KTN announces new discussion forum on agri-food logistic threats and research opportunities
Posted on 20/04/2020
The Covid-19 pandemic has had many negative effects on UK society and the economy. In recent weeks we have seen supermarket shortages and reduced offerings. As the UK is not self-sufficient in food production (for example only 16% of fruit and 52% vegetables and salad are grown in the UK), disruption to the logistics infrastructure could have serious knock-on effects for the UK. The often-complex network and interaction of growers, manufacturers, retailers and freight organisations mean that the current crisis is putting a strain on each of these sectors and the infrastructure which support it.
On 28 April, 2PM, KTN will be running a 60-minute forum to present a range of mathematical sciences topics, and create an environment to discuss priorities and potential avenues for the research base to support the agri-food logistics sector in becoming more resilient. This event is particularly relevant for those working in food manufacturing and transport.
During this forum, we propose to have a small number of short (5 minute) responses from the mathematical scientists on key topics. These topics have been developed as a response to industry consultation:
- Supply chain and inventory modelling
- Operational research for transportation and logistics
- Network science
- Statistical modelling
- Risk modelling
The rest of the forum will facilitate a discussion with end users (in both business and policy) on where such topics can be beneficial, and how might KTN and UKRI create an environment for these topics to be brought to bear on these emerging threats. If you wish to take part in this forum, please SIGN UP HERE.
KTN has been asked by Innovate UK to highlight such areas significantly impacted by Covid-19 where KTN’s sector expertise and connections can help through research and innovation. KTN has compiled some responses from key organisations on what the short and medium threats to the agri-food logistics sector are, and the impact these would have if left unaddressed. A collection of capabilities that may be used to address the threats identified can be summarised as follows:
As a response to this collation, a group of research scientists (listed below) considered how ideas and tools developed by the mathematical sciences might have application in the current crisis. The paper containing this specific relevant expertise can be found here. Through the Industrial Mathematics team, KTN is keen to expand the conversation with relevant parties to identify priorities, and opportunities for the research community to help deliver solutions for these sectors.
KTN would like to thank the following people for their quick, and insightful input into this initiative: Miguel Anjos (Edinburgh), Alexandra Brintrup (Cambridge), Alan Champneys (Bristol), Stefano Coniglio (Southampton), Christine Currie (Southampton), Guven Demirel (Queen Mary University London), Idris Eckley (Lancaster), Andrei Gagarin (Cardiff), Bart McCarthy (Nottingham), John Quigley (Strathclyde), Lesley Walls (Strathclyde).

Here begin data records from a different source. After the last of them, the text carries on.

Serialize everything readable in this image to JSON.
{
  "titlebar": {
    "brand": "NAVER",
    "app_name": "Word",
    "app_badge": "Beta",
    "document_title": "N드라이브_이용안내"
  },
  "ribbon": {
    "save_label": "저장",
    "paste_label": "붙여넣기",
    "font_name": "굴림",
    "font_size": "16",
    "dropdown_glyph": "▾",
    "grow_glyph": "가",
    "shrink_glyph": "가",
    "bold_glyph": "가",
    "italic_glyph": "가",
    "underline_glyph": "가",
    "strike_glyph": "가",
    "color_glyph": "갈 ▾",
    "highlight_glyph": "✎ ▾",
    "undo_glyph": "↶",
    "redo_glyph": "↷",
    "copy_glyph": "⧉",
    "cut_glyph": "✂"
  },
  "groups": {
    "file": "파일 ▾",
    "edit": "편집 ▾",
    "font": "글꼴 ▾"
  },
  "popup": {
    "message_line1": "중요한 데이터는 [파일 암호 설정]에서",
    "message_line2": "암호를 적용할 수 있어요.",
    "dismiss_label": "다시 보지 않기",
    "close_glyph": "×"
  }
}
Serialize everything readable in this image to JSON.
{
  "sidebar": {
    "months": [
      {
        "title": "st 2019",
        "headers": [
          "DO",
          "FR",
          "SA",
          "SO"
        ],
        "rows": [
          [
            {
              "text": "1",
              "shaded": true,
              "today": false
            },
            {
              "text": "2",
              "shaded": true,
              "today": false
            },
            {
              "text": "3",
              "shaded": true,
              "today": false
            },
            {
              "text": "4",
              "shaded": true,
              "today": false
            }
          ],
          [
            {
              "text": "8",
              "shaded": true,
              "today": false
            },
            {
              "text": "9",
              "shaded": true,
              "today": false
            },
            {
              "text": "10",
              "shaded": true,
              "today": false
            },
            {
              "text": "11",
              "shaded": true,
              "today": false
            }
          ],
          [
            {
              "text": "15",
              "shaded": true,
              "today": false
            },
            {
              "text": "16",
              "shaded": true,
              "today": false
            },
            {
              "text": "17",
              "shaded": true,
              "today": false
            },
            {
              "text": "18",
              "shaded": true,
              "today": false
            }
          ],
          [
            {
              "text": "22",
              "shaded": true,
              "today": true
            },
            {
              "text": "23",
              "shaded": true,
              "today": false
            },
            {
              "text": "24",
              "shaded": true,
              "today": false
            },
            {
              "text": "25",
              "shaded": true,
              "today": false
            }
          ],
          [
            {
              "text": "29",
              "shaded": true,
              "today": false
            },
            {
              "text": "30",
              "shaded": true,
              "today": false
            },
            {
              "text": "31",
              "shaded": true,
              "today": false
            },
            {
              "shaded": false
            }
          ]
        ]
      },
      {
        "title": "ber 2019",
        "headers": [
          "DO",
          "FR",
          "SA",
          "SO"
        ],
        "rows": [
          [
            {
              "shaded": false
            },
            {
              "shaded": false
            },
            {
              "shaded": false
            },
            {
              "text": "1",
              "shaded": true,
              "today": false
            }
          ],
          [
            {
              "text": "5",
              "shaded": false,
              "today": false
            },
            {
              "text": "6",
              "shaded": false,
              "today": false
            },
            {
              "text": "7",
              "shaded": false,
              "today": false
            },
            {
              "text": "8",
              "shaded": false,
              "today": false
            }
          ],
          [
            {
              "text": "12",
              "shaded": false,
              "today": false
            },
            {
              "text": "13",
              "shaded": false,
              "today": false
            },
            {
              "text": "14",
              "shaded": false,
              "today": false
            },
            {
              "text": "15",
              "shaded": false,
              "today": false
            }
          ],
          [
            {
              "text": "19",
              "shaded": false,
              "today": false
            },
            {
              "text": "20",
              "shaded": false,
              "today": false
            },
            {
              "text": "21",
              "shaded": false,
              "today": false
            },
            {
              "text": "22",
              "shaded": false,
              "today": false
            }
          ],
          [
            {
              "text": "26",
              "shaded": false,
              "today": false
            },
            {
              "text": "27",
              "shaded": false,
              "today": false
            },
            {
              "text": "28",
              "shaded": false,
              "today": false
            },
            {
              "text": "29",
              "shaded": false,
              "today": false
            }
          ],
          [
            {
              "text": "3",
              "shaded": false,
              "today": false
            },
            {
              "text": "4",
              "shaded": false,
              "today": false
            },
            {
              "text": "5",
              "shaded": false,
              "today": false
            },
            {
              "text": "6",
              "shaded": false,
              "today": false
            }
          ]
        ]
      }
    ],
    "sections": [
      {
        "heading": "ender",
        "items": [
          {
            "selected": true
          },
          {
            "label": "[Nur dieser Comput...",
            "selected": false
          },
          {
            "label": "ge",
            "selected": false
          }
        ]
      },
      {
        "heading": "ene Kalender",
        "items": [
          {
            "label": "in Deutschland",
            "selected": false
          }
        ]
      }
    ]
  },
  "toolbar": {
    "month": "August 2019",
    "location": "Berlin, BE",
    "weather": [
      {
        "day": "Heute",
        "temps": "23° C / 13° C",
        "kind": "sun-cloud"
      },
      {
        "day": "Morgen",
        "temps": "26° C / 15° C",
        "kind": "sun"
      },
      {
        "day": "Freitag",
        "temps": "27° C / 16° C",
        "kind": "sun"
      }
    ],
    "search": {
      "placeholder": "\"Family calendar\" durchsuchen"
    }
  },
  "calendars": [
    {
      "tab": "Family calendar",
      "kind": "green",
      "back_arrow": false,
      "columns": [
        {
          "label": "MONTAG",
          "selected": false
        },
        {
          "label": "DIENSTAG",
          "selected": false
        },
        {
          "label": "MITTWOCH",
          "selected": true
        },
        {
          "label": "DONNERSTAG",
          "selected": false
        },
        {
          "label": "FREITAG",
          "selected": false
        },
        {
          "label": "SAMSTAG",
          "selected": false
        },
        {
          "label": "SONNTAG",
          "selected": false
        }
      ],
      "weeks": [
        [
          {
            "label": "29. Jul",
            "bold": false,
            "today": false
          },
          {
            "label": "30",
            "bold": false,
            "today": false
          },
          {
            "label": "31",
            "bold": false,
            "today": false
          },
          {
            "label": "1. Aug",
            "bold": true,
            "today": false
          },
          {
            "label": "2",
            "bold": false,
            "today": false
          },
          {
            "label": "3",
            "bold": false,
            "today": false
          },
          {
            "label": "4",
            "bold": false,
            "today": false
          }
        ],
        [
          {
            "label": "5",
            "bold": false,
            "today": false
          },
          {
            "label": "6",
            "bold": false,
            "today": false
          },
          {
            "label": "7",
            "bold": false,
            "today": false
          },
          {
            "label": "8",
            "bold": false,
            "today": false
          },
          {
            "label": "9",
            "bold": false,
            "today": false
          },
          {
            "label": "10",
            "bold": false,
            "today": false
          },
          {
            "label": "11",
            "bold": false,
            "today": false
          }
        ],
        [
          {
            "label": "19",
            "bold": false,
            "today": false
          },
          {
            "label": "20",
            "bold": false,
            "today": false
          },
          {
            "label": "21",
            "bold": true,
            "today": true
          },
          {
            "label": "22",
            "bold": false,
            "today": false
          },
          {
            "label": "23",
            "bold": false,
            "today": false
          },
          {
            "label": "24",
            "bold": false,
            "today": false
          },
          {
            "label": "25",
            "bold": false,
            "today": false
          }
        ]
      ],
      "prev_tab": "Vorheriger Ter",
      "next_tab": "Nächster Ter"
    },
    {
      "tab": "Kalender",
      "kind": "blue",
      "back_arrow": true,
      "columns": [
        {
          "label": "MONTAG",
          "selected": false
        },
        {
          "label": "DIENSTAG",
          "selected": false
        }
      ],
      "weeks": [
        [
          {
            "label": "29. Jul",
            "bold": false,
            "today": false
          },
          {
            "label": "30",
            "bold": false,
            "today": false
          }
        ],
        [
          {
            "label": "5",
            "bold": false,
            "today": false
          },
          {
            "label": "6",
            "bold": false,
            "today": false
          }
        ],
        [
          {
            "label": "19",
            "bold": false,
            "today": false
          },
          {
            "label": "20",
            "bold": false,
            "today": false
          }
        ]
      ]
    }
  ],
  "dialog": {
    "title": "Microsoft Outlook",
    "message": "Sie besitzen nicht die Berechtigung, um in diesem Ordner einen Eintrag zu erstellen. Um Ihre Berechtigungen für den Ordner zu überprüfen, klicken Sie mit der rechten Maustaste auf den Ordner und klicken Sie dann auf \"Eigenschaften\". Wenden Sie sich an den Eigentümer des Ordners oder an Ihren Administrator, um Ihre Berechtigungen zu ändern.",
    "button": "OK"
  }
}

This forum is supported by the International Centre for Mathematical Sciences (ICMS) and the Isaac Newton Institute for Mathematical Sciences (INI), and is part of the recently launched Virtual Forum for Knowledge Exchange in the Mathematical Sciences (V-KEMS).